Jean Clottes, leading a team of researchers, has been examining the Chauvet caves for over a decade. In this book, the images are catalogued, defined and analysed for age and content. More than anything else, this book is a fantastic depiction of the images, in both panoramic and in close detail. It has been an immense task and the work has barely begun, as Clottes notes. Access to the cave, even when permitted, requires patience, dexterity and allows no tinge of claustrophobia! Yet some of the photographs show the researchers at their work or examining their surroundings. It's a vivid contrast to see but the boots of one crawling through an access tunnel, then standing almost lost in an immense grotto.
A compilation of the work of several authors, Clottes' book offers more than the images of our ancestors' paintings. It's made clear that whatever the painters' drive to convey their views of lions, mammoth or bison, it wasn't an evolving aesthetic sense or the expression of a leisure class. Among the collections of photographs, analysts attempt to derive some meaning from the depictions. To Joelle Robert-Lamblin, the closest approximation to these Palaeolithic artists are the Inuit. In an essay pointing out similarities and differences, attention is given to the role of the cave itself and known shamanic practices. For both societies, the bear is a figure of significance. At Chauvet, paintings are done over cave bear scratchings, and in one place a bear's skull has been carefully positioned. Were the skull and the many paintings of bears an appeal for their power, or an attempt to ward off predation?

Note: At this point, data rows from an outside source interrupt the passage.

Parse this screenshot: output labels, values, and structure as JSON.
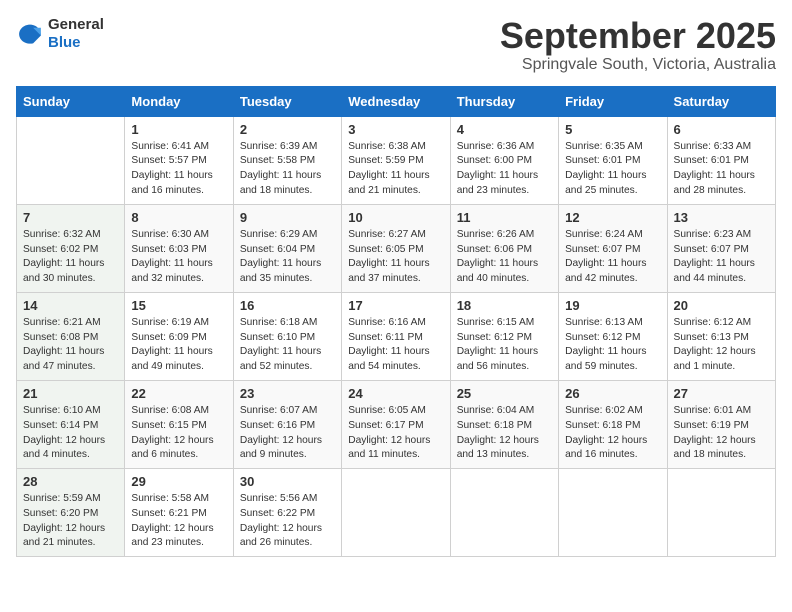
{
  "logo": {
    "general": "General",
    "blue": "Blue"
  },
  "header": {
    "month": "September 2025",
    "location": "Springvale South, Victoria, Australia"
  },
  "weekdays": [
    "Sunday",
    "Monday",
    "Tuesday",
    "Wednesday",
    "Thursday",
    "Friday",
    "Saturday"
  ],
  "weeks": [
    [
      {
        "day": "",
        "sunrise": "",
        "sunset": "",
        "daylight": ""
      },
      {
        "day": "1",
        "sunrise": "Sunrise: 6:41 AM",
        "sunset": "Sunset: 5:57 PM",
        "daylight": "Daylight: 11 hours and 16 minutes."
      },
      {
        "day": "2",
        "sunrise": "Sunrise: 6:39 AM",
        "sunset": "Sunset: 5:58 PM",
        "daylight": "Daylight: 11 hours and 18 minutes."
      },
      {
        "day": "3",
        "sunrise": "Sunrise: 6:38 AM",
        "sunset": "Sunset: 5:59 PM",
        "daylight": "Daylight: 11 hours and 21 minutes."
      },
      {
        "day": "4",
        "sunrise": "Sunrise: 6:36 AM",
        "sunset": "Sunset: 6:00 PM",
        "daylight": "Daylight: 11 hours and 23 minutes."
      },
      {
        "day": "5",
        "sunrise": "Sunrise: 6:35 AM",
        "sunset": "Sunset: 6:01 PM",
        "daylight": "Daylight: 11 hours and 25 minutes."
      },
      {
        "day": "6",
        "sunrise": "Sunrise: 6:33 AM",
        "sunset": "Sunset: 6:01 PM",
        "daylight": "Daylight: 11 hours and 28 minutes."
      }
    ],
    [
      {
        "day": "7",
        "sunrise": "Sunrise: 6:32 AM",
        "sunset": "Sunset: 6:02 PM",
        "daylight": "Daylight: 11 hours and 30 minutes."
      },
      {
        "day": "8",
        "sunrise": "Sunrise: 6:30 AM",
        "sunset": "Sunset: 6:03 PM",
        "daylight": "Daylight: 11 hours and 32 minutes."
      },
      {
        "day": "9",
        "sunrise": "Sunrise: 6:29 AM",
        "sunset": "Sunset: 6:04 PM",
        "daylight": "Daylight: 11 hours and 35 minutes."
      },
      {
        "day": "10",
        "sunrise": "Sunrise: 6:27 AM",
        "sunset": "Sunset: 6:05 PM",
        "daylight": "Daylight: 11 hours and 37 minutes."
      },
      {
        "day": "11",
        "sunrise": "Sunrise: 6:26 AM",
        "sunset": "Sunset: 6:06 PM",
        "daylight": "Daylight: 11 hours and 40 minutes."
      },
      {
        "day": "12",
        "sunrise": "Sunrise: 6:24 AM",
        "sunset": "Sunset: 6:07 PM",
        "daylight": "Daylight: 11 hours and 42 minutes."
      },
      {
        "day": "13",
        "sunrise": "Sunrise: 6:23 AM",
        "sunset": "Sunset: 6:07 PM",
        "daylight": "Daylight: 11 hours and 44 minutes."
      }
    ],
    [
      {
        "day": "14",
        "sunrise": "Sunrise: 6:21 AM",
        "sunset": "Sunset: 6:08 PM",
        "daylight": "Daylight: 11 hours and 47 minutes."
      },
      {
        "day": "15",
        "sunrise": "Sunrise: 6:19 AM",
        "sunset": "Sunset: 6:09 PM",
        "daylight": "Daylight: 11 hours and 49 minutes."
      },
      {
        "day": "16",
        "sunrise": "Sunrise: 6:18 AM",
        "sunset": "Sunset: 6:10 PM",
        "daylight": "Daylight: 11 hours and 52 minutes."
      },
      {
        "day": "17",
        "sunrise": "Sunrise: 6:16 AM",
        "sunset": "Sunset: 6:11 PM",
        "daylight": "Daylight: 11 hours and 54 minutes."
      },
      {
        "day": "18",
        "sunrise": "Sunrise: 6:15 AM",
        "sunset": "Sunset: 6:12 PM",
        "daylight": "Daylight: 11 hours and 56 minutes."
      },
      {
        "day": "19",
        "sunrise": "Sunrise: 6:13 AM",
        "sunset": "Sunset: 6:12 PM",
        "daylight": "Daylight: 11 hours and 59 minutes."
      },
      {
        "day": "20",
        "sunrise": "Sunrise: 6:12 AM",
        "sunset": "Sunset: 6:13 PM",
        "daylight": "Daylight: 12 hours and 1 minute."
      }
    ],
    [
      {
        "day": "21",
        "sunrise": "Sunrise: 6:10 AM",
        "sunset": "Sunset: 6:14 PM",
        "daylight": "Daylight: 12 hours and 4 minutes."
      },
      {
        "day": "22",
        "sunrise": "Sunrise: 6:08 AM",
        "sunset": "Sunset: 6:15 PM",
        "daylight": "Daylight: 12 hours and 6 minutes."
      },
      {
        "day": "23",
        "sunrise": "Sunrise: 6:07 AM",
        "sunset": "Sunset: 6:16 PM",
        "daylight": "Daylight: 12 hours and 9 minutes."
      },
      {
        "day": "24",
        "sunrise": "Sunrise: 6:05 AM",
        "sunset": "Sunset: 6:17 PM",
        "daylight": "Daylight: 12 hours and 11 minutes."
      },
      {
        "day": "25",
        "sunrise": "Sunrise: 6:04 AM",
        "sunset": "Sunset: 6:18 PM",
        "daylight": "Daylight: 12 hours and 13 minutes."
      },
      {
        "day": "26",
        "sunrise": "Sunrise: 6:02 AM",
        "sunset": "Sunset: 6:18 PM",
        "daylight": "Daylight: 12 hours and 16 minutes."
      },
      {
        "day": "27",
        "sunrise": "Sunrise: 6:01 AM",
        "sunset": "Sunset: 6:19 PM",
        "daylight": "Daylight: 12 hours and 18 minutes."
      }
    ],
    [
      {
        "day": "28",
        "sunrise": "Sunrise: 5:59 AM",
        "sunset": "Sunset: 6:20 PM",
        "daylight": "Daylight: 12 hours and 21 minutes."
      },
      {
        "day": "29",
        "sunrise": "Sunrise: 5:58 AM",
        "sunset": "Sunset: 6:21 PM",
        "daylight": "Daylight: 12 hours and 23 minutes."
      },
      {
        "day": "30",
        "sunrise": "Sunrise: 5:56 AM",
        "sunset": "Sunset: 6:22 PM",
        "daylight": "Daylight: 12 hours and 26 minutes."
      },
      {
        "day": "",
        "sunrise": "",
        "sunset": "",
        "daylight": ""
      },
      {
        "day": "",
        "sunrise": "",
        "sunset": "",
        "daylight": ""
      },
      {
        "day": "",
        "sunrise": "",
        "sunset": "",
        "daylight": ""
      },
      {
        "day": "",
        "sunrise": "",
        "sunset": "",
        "daylight": ""
      }
    ]
  ]
}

Interpretation of these images isn't easy, but Clottes explains some of the patterns and practices involved. Reading his text requires a bit of page flipping, since the cave has so many chambers, all named for some factor or another [although "The Sacristy" at the far end defies explanation]. In the "earlier" part of the cave, the images are rendered mostly in red ochre. In the deeper chambers, the dominant colour is black. Certain animals abound in some grottoes, while others are nearly devoid of images. Many surfaces which almost cry out for use remain blank. Clottes suggests these divisions are based on initiation levels of those allowed within the sacred confines - a practice common in many of today's religions. Further, the mystery of the lack of human figures remains unresolved.
Beyond the glorious photography, Clottes provides maps of the various chambers and a table of dated artefacts. The dating, as he notes, was a shocking revelation. The images were depicted over thirty thousand years ago. And their creation wasn't continuous. A five thousand year stretch, a distance in time equal to that of the Old Kingdom of Egypt to today, separates the two major periods of occupancy. Was the location lost, or simply visited without adding new graphics? The notes and bibliography for this account are thorough, but are limited to the immediate work. Clottes is still working on the images and their meaning. He may produce another book on Chauvet, but it will not truly replace this one. [stephen a. haines - Ottawa, Canada]